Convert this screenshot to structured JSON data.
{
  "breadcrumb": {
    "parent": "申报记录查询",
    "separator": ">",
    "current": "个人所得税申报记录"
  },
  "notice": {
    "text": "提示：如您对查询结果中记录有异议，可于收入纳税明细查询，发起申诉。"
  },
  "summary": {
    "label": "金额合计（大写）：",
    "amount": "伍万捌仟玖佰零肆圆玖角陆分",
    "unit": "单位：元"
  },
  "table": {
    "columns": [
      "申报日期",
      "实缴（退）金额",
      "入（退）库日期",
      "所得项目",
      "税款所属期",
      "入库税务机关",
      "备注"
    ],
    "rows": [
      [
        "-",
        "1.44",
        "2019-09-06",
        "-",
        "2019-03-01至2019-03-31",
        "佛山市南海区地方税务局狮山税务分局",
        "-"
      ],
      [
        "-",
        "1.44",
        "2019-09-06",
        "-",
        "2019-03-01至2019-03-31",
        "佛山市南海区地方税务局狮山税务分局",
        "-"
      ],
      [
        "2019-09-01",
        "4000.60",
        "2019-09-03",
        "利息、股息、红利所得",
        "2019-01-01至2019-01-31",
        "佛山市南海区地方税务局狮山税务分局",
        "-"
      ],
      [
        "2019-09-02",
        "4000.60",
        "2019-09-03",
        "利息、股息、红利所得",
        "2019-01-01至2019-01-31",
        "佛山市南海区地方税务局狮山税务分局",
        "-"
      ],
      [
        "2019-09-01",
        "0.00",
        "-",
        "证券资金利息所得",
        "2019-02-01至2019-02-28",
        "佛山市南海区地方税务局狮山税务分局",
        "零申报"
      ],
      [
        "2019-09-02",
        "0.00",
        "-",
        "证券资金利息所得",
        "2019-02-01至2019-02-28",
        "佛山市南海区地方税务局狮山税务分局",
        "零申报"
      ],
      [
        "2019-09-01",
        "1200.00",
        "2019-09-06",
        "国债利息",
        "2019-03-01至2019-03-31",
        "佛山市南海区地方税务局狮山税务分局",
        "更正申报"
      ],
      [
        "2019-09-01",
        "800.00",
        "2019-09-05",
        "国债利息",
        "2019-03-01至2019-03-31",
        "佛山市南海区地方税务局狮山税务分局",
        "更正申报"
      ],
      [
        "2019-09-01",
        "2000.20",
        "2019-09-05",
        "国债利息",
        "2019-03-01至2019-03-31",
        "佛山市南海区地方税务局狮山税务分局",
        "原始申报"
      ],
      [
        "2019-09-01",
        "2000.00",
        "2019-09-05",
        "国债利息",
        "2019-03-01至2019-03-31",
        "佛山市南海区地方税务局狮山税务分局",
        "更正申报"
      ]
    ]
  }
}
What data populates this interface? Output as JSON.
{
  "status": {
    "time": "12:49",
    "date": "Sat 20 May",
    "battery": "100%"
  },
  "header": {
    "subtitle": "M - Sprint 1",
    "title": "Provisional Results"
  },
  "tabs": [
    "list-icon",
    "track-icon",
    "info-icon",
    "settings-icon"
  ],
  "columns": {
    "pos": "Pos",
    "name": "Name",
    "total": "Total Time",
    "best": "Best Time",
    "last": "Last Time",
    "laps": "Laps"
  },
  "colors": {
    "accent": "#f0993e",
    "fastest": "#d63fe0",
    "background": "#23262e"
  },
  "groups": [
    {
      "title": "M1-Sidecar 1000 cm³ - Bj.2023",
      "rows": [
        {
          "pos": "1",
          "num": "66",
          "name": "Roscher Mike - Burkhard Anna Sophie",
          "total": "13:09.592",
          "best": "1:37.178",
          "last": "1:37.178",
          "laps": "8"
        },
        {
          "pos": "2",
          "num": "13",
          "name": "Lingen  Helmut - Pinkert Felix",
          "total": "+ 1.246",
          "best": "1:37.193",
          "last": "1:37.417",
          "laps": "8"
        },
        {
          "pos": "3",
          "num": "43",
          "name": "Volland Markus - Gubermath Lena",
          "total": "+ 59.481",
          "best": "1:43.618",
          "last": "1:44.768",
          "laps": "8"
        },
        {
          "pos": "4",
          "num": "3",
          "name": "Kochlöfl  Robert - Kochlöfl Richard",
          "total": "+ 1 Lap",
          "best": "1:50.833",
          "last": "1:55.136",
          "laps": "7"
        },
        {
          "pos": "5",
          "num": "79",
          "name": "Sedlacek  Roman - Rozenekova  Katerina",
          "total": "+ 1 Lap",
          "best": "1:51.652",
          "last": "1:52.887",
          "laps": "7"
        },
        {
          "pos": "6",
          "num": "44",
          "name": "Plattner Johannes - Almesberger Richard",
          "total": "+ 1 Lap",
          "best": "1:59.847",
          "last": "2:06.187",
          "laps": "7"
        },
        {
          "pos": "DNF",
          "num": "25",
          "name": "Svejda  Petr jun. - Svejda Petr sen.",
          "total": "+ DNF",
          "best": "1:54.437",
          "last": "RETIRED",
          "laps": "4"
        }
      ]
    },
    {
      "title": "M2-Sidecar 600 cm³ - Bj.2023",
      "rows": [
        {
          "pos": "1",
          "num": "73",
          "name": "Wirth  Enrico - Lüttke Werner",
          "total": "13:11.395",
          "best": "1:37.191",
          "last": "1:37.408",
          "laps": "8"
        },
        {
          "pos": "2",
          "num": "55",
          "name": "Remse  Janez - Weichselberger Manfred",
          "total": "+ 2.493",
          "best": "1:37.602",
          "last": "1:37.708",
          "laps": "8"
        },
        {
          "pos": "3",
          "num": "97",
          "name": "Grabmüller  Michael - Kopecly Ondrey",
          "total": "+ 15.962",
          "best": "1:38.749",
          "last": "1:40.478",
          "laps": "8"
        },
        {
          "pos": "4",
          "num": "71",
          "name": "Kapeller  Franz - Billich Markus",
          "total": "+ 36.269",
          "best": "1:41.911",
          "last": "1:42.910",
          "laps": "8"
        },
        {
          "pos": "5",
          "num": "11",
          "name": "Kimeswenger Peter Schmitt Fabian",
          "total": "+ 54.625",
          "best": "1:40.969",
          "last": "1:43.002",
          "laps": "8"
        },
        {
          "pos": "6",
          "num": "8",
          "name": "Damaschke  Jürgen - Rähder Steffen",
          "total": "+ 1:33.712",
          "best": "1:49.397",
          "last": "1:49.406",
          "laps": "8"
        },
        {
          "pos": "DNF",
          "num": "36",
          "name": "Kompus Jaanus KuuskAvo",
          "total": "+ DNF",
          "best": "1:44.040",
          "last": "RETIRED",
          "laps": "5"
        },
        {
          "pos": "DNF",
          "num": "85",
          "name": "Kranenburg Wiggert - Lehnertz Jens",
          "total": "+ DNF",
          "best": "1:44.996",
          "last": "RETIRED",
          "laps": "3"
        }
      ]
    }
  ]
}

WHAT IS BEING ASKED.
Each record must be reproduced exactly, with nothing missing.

RESULT OF THIS EXERCISE.
Convert this screenshot to structured JSON data.
{
  "breadcrumb": {
    "parent": "申报记录查询",
    "separator": ">",
    "current": "个人所得税申报记录"
  },
  "notice": {
    "text": "提示：如您对查询结果中记录有异议，可于收入纳税明细查询，发起申诉。"
  },
  "summary": {
    "label": "金额合计（大写）：",
    "amount": "伍万捌仟玖佰零肆圆玖角陆分",
    "unit": "单位：元"
  },
  "table": {
    "columns": [
      "申报日期",
      "实缴（退）金额",
      "入（退）库日期",
      "所得项目",
      "税款所属期",
      "入库税务机关",
      "备注"
    ],
    "rows": [
      [
        "-",
        "1.44",
        "2019-09-06",
        "-",
        "2019-03-01至2019-03-31",
        "佛山市南海区地方税务局狮山税务分局",
        "-"
      ],
      [
        "-",
        "1.44",
        "2019-09-06",
        "-",
        "2019-03-01至2019-03-31",
        "佛山市南海区地方税务局狮山税务分局",
        "-"
      ],
      [
        "2019-09-01",
        "4000.60",
        "2019-09-03",
        "利息、股息、红利所得",
        "2019-01-01至2019-01-31",
        "佛山市南海区地方税务局狮山税务分局",
        "-"
      ],
      [
        "2019-09-02",
        "4000.60",
        "2019-09-03",
        "利息、股息、红利所得",
        "2019-01-01至2019-01-31",
        "佛山市南海区地方税务局狮山税务分局",
        "-"
      ],
      [
        "2019-09-01",
        "0.00",
        "-",
        "证券资金利息所得",
        "2019-02-01至2019-02-28",
        "佛山市南海区地方税务局狮山税务分局",
        "零申报"
      ],
      [
        "2019-09-02",
        "0.00",
        "-",
        "证券资金利息所得",
        "2019-02-01至2019-02-28",
        "佛山市南海区地方税务局狮山税务分局",
        "零申报"
      ],
      [
        "2019-09-01",
        "1200.00",
        "2019-09-06",
        "国债利息",
        "2019-03-01至2019-03-31",
        "佛山市南海区地方税务局狮山税务分局",
        "更正申报"
      ],
      [
        "2019-09-01",
        "800.00",
        "2019-09-05",
        "国债利息",
        "2019-03-01至2019-03-31",
        "佛山市南海区地方税务局狮山税务分局",
        "更正申报"
      ],
      [
        "2019-09-01",
        "2000.20",
        "2019-09-05",
        "国债利息",
        "2019-03-01至2019-03-31",
        "佛山市南海区地方税务局狮山税务分局",
        "原始申报"
      ],
      [
        "2019-09-01",
        "2000.00",
        "2019-09-05",
        "国债利息",
        "2019-03-01至2019-03-31",
        "佛山市南海区地方税务局狮山税务分局",
        "更正申报"
      ]
    ]
  }
}
What data populates this interface? Output as JSON.
{
  "status": {
    "time": "12:49",
    "date": "Sat 20 May",
    "battery": "100%"
  },
  "header": {
    "subtitle": "M - Sprint 1",
    "title": "Provisional Results"
  },
  "tabs": [
    "list-icon",
    "track-icon",
    "info-icon",
    "settings-icon"
  ],
  "columns": {
    "pos": "Pos",
    "name": "Name",
    "total": "Total Time",
    "best": "Best Time",
    "last": "Last Time",
    "laps": "Laps"
  },
  "colors": {
    "accent": "#f0993e",
    "fastest": "#d63fe0",
    "background": "#23262e"
  },
  "groups": [
    {
      "title": "M1-Sidecar 1000 cm³ - Bj.2023",
      "rows": [
        {
          "pos": "1",
          "num": "66",
          "name": "Roscher Mike - Burkhard Anna Sophie",
          "total": "13:09.592",
          "best": "1:37.178",
          "last": "1:37.178",
          "laps": "8"
        },
        {
          "pos": "2",
          "num": "13",
          "name": "Lingen  Helmut - Pinkert Felix",
          "total": "+ 1.246",
          "best": "1:37.193",
          "last": "1:37.417",
          "laps": "8"
        },
        {
          "pos": "3",
          "num": "43",
          "name": "Volland Markus - Gubermath Lena",
          "total": "+ 59.481",
          "best": "1:43.618",
          "last": "1:44.768",
          "laps": "8"
        },
        {
          "pos": "4",
          "num": "3",
          "name": "Kochlöfl  Robert - Kochlöfl Richard",
          "total": "+ 1 Lap",
          "best": "1:50.833",
          "last": "1:55.136",
          "laps": "7"
        },
        {
          "pos": "5",
          "num": "79",
          "name": "Sedlacek  Roman - Rozenekova  Katerina",
          "total": "+ 1 Lap",
          "best": "1:51.652",
          "last": "1:52.887",
          "laps": "7"
        },
        {
          "pos": "6",
          "num": "44",
          "name": "Plattner Johannes - Almesberger Richard",
          "total": "+ 1 Lap",
          "best": "1:59.847",
          "last": "2:06.187",
          "laps": "7"
        },
        {
          "pos": "DNF",
          "num": "25",
          "name": "Svejda  Petr jun. - Svejda Petr sen.",
          "total": "+ DNF",
          "best": "1:54.437",
          "last": "RETIRED",
          "laps": "4"
        }
      ]
    },
    {
      "title": "M2-Sidecar 600 cm³ - Bj.2023",
      "rows": [
        {
          "pos": "1",
          "num": "73",
          "name": "Wirth  Enrico - Lüttke Werner",
          "total": "13:11.395",
          "best": "1:37.191",
          "last": "1:37.408",
          "laps": "8"
        },
        {
          "pos": "2",
          "num": "55",
          "name": "Remse  Janez - Weichselberger Manfred",
          "total": "+ 2.493",
          "best": "1:37.602",
          "last": "1:37.708",
          "laps": "8"
        },
        {
          "pos": "3",
          "num": "97",
          "name": "Grabmüller  Michael - Kopecly Ondrey",
          "total": "+ 15.962",
          "best": "1:38.749",
          "last": "1:40.478",
          "laps": "8"
        },
        {
          "pos": "4",
          "num": "71",
          "name": "Kapeller  Franz - Billich Markus",
          "total": "+ 36.269",
          "best": "1:41.911",
          "last": "1:42.910",
          "laps": "8"
        },
        {
          "pos": "5",
          "num": "11",
          "name": "Kimeswenger Peter Schmitt Fabian",
          "total": "+ 54.625",
          "best": "1:40.969",
          "last": "1:43.002",
          "laps": "8"
        },
        {
          "pos": "6",
          "num": "8",
          "name": "Damaschke  Jürgen - Rähder Steffen",
          "total": "+ 1:33.712",
          "best": "1:49.397",
          "last": "1:49.406",
          "laps": "8"
        },
        {
          "pos": "DNF",
          "num": "36",
          "name": "Kompus Jaanus KuuskAvo",
          "total": "+ DNF",
          "best": "1:44.040",
          "last": "RETIRED",
          "laps": "5"
        },
        {
          "pos": "DNF",
          "num": "85",
          "name": "Kranenburg Wiggert - Lehnertz Jens",
          "total": "+ DNF",
          "best": "1:44.996",
          "last": "RETIRED",
          "laps": "3"
        }
      ]
    }
  ]
}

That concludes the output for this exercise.